### Statistics for Two Categorical Variables: AP Statistics Study Guide

#### Introduction

Hello future statisticians! 🎓 Get ready to dive into the fascinating world of two-way tables and relative frequencies. Think of this as unlocking a secret stats code that will help you see the relationships between different categories like a data detective. 🕵️♂️🕵️♀️

#### Two-Way Tables: A Dynamic Duo

Imagine you're at a massive costume party where guests are categorized by both their costume themes and their candy preferences. A two-way table is like the guest list that shows how many pirates prefer chocolate versus gummy bears. It helps organize and display the joint frequencies (or counts) of your two categorical variables.

For example, if we know how many guests dressed as pirates and how many of those swashbucklers love chocolate, we can start making some serious candy predictions! 🍫🏴☠️

#### Marginal Relative Frequency: Party Wallflower

Marginal relative frequency is the life of the math party – always on the outside but super important. It's calculated by taking the total number of occurrences of a single category and dividing it by the overall total. In simpler terms, it's like calculating what portion of the party guests are pirates without considering their candy preferences.

Imagine if you put all the category totals (like "number of pirates" or "number of chocolate lovers") along the edges of the table. Each of these is a marginal frequency. These margins show us how predominant each category is in our sample.

#### Conditional Relative Frequency: Knowing the VIP Guests

Conditional relative frequency digs deeper, mixing data love potions. It calculates the frequency of one category given the presence of another category. It’s like figuring out how many chocolate lovers are pirates only, giving valuable insights into specific combinations. The category we focus on first is our "given" category – like knowing someone is a pirate and then asking if they prefer chocolate.

For instance, if 720 pirates out of a total of 2459 party guests prefer chocolate, the conditional relative frequency would be 720/2459. Our attention hones in on pirates, ignoring the vampires and ghosts temporarily. 🧛♂️👻

#### Spotting Associations: Are Pirates and Chocolate Soulmates?

So, how do we know if pirates and chocolate are a match made in candy heaven? By comparing conditional and marginal frequencies. If pirates are more likely to prefer chocolate than the average party-goer, we have an association! 🏴☠️❤️🍫

To figure this out, we compare the conditional frequency (like pirates who are chocolate fans) against the marginal frequency (total chocolate fans). If pirates are especially sweet on chocolate compared to our general crowd, we've uncovered a pattern!

#### Example For the Win 🍬

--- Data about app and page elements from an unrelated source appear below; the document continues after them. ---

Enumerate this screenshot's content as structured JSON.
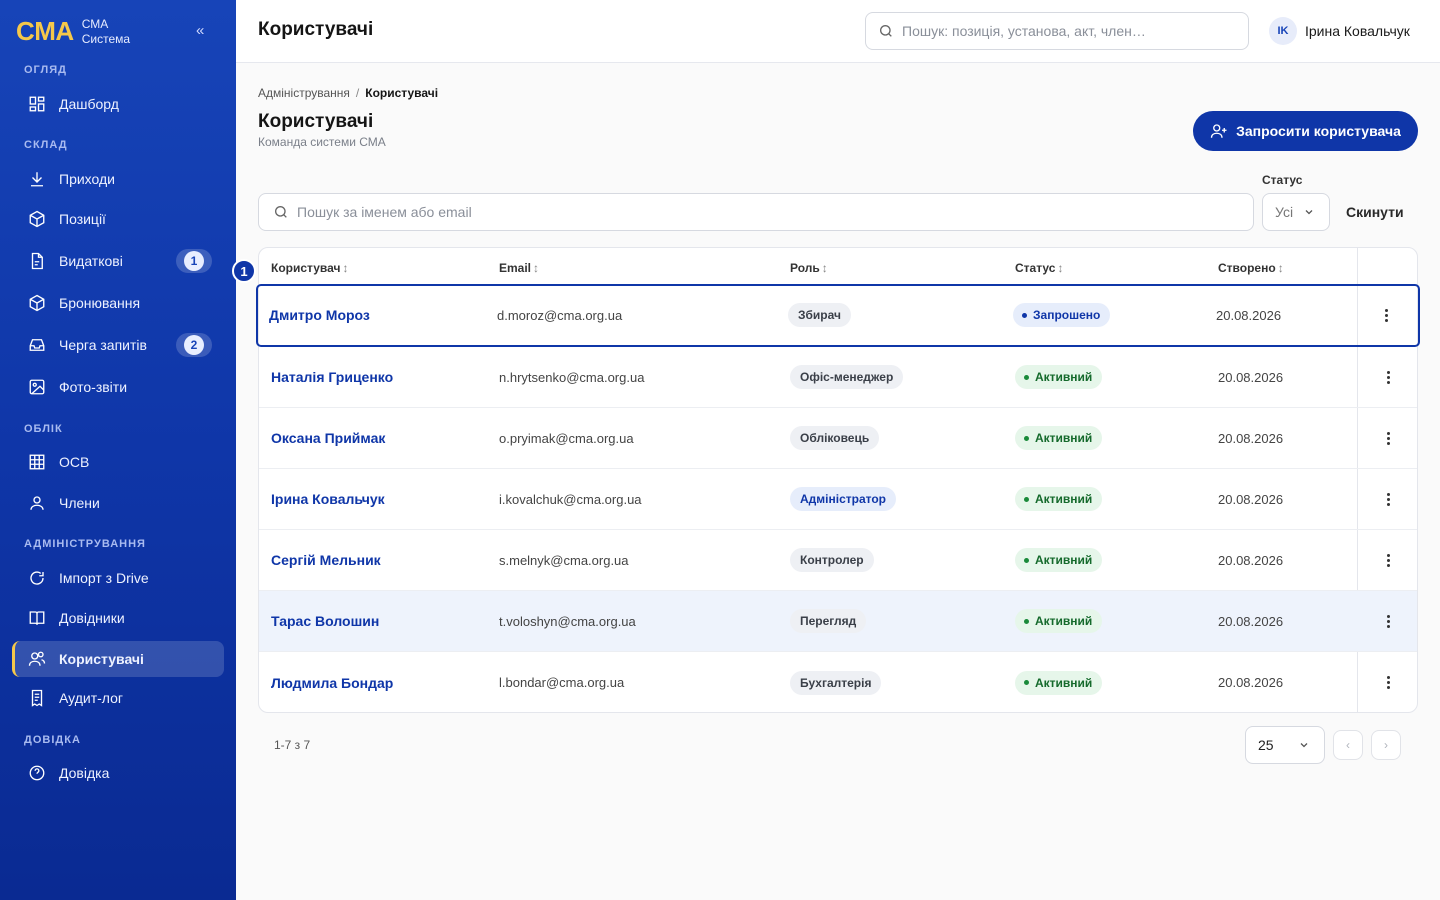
{
  "sidebar": {
    "brand_logo": "CMA",
    "brand_line1": "СМА",
    "brand_line2": "Система",
    "collapse_label": "«",
    "sections": {
      "overview": "ОГЛЯД",
      "warehouse": "СКЛАД",
      "accounting": "ОБЛІК",
      "admin": "АДМІНІСТРУВАННЯ",
      "help": "ДОВІДКА"
    },
    "items": {
      "dashboard": "Дашборд",
      "receipts": "Приходи",
      "positions": "Позиції",
      "expenses": "Видаткові",
      "expenses_badge": "1",
      "reservations": "Бронювання",
      "queue": "Черга запитів",
      "queue_badge": "2",
      "photo_reports": "Фото-звіти",
      "osv": "ОСВ",
      "members": "Члени",
      "drive_import": "Імпорт з Drive",
      "directories": "Довідники",
      "users": "Користувачі",
      "audit_log": "Аудит-лог",
      "help": "Довідка"
    }
  },
  "topbar": {
    "title": "Користувачі",
    "search_placeholder": "Пошук: позиція, установа, акт, член…",
    "user_initials": "IK",
    "user_name": "Ірина Ковальчук"
  },
  "page": {
    "breadcrumb_parent": "Адміністрування",
    "breadcrumb_sep": "/",
    "breadcrumb_current": "Користувачі",
    "title": "Користувачі",
    "subtitle": "Команда системи СМА",
    "invite_label": "Запросити користувача"
  },
  "filters": {
    "search_placeholder": "Пошук за іменем або email",
    "status_label": "Статус",
    "status_value": "Усі",
    "reset_label": "Скинути"
  },
  "table": {
    "columns": {
      "user": "Користувач",
      "email": "Email",
      "role": "Роль",
      "status": "Статус",
      "created": "Створено",
      "sort_glyph": "↕"
    },
    "tour_marker": "1",
    "rows": [
      {
        "name": "Дмитро Мороз",
        "email": "d.moroz@cma.org.ua",
        "role": "Збирач",
        "status": "Запрошено",
        "created": "20.08.2026"
      },
      {
        "name": "Наталія Гриценко",
        "email": "n.hrytsenko@cma.org.ua",
        "role": "Офіс-менеджер",
        "status": "Активний",
        "created": "20.08.2026"
      },
      {
        "name": "Оксана Приймак",
        "email": "o.pryimak@cma.org.ua",
        "role": "Обліковець",
        "status": "Активний",
        "created": "20.08.2026"
      },
      {
        "name": "Ірина Ковальчук",
        "email": "i.kovalchuk@cma.org.ua",
        "role": "Адміністратор",
        "status": "Активний",
        "created": "20.08.2026"
      },
      {
        "name": "Сергій Мельник",
        "email": "s.melnyk@cma.org.ua",
        "role": "Контролер",
        "status": "Активний",
        "created": "20.08.2026"
      },
      {
        "name": "Тарас Волошин",
        "email": "t.voloshyn@cma.org.ua",
        "role": "Перегляд",
        "status": "Активний",
        "created": "20.08.2026"
      },
      {
        "name": "Людмила Бондар",
        "email": "l.bondar@cma.org.ua",
        "role": "Бухгалтерія",
        "status": "Активний",
        "created": "20.08.2026"
      }
    ]
  },
  "pagination": {
    "range": "1-7 з 7",
    "per_page": "25",
    "prev": "‹",
    "next": "›"
  },
  "colors": {
    "brand_primary": "#0f36a8",
    "brand_accent": "#f5c84a",
    "status_active": "#1a8a3a"
  }
}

Let’s illustrate with a fun example. Suppose “gender” and “favorite candy” are our variables. If the marginal relative frequency of people loving gummy bears is about the same as the conditional relative frequency of gummy bear lovers among males, then gender and candy preference aren't closely tied.

However, if the numbers for chocolate-loving pirates far surpass the overall love for chocolate, get ready to set sail on an association adventure!

#### Key Terms to Boost Your Stats IQ

**Secularism**: Just kidding! This one’s for another class. Let’s redefine some real vocabulary here.**Two-Way Table**: Organizes data to show the relationship between two variables. It’s like a stat party planner!**Marginal Relative Frequency**: The portion of the total for a single category, pushing the party's popularity metrics.**Conditional Relative Frequency**: The juicy details of who likes what when you already know one piece of the puzzle.**Categorical Variable**: Characteristics or qualities that can be grouped but not ordered.**Quantitative Variable**: Represents numerical data that can be measured.**Bivariate Variable**: Involves two variables, used to study relationships.**Independent Category**: The given variable that stands alone.**Dependent Category**: The variable influenced by others – the one that's conditional.

#### Vocabulary Challenge: Match and Conquer 🧩

See if you can match these pairs correctly:

- Two-way tables
- Side-by-side bar graphs
- Mosaic plots
- Segmented bar graphs
- Categorical variable
- Quantitative variable
- Bivariate variable
- Marginal relative frequency
- Conditional relative frequency

**Match-Ups:**

- A graphical display that shows the relationship between two categorical variables by dividing the area of a rectangle into tiles – Mosaic plots.
- A display graph showing the frequency or relative frequency – Side-by-side bar graphs.
- Dividing bars in a bar graph into segments – Segmented bar graphs.
- Shows relative frequencies of two categorical variables in rows and columns – Two-way tables.

Work through the other definitions and match them for a full stats workout!

#### Conclusion

With these tools, you’re ready to tackle the mysteries of two-variable data like a pro. Remember, statistics is all about uncovering patterns and telling the story hidden in the numbers. Go ahead, unleash your inner data detective, and let the numbers reveal their secrets. Good luck with your AP Statistics journey! 📊👣✨